How could this building – the Spadina Gardens Apartments – ruin the morals of Toronto?

A Magical Place named Wide Waters

Posted: April 2, 2012 - 09:18 , by Elizabeth O'Grady

On a chilly February evening, Dr. David Stuart of the University of Texas at Austin shared his enthusiasm for the Maya site of Palenque, and took the ROM audience to a very different time and place.

ROM History Wars – Heavyweights Battle Over Canadian Identity

Posted: March 9, 2012 - 12:13 , by David McKay

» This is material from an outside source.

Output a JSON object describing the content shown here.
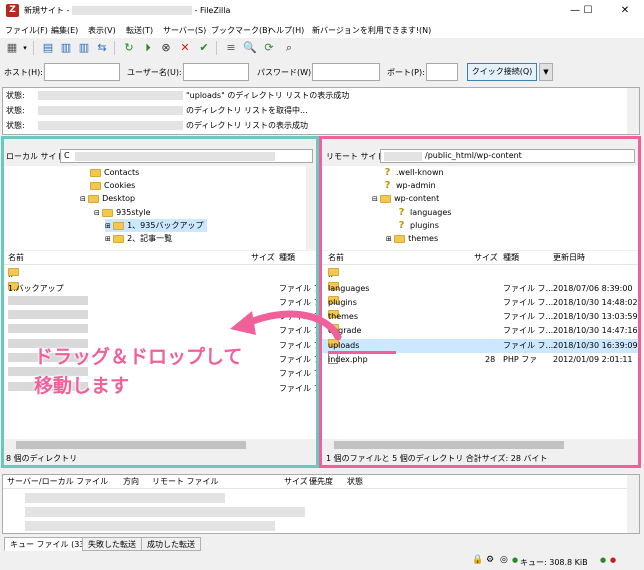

It was another full house in Samuel Hall/Currelly Gallery on the Wednesday evening March 7 as the ROM History Wars debate centred on the place of French language, culture and people in Canadian society and governance. As the format allows a straw poll of hands up in the air, the measure of the audience was taken at the beginning of the debate and after to see if our speakers had moved anyone on their views of a bilingual Canada.  The results of both votes showed a significant number of people who were and remained undecided.  Not surprising when considering such a complex issue.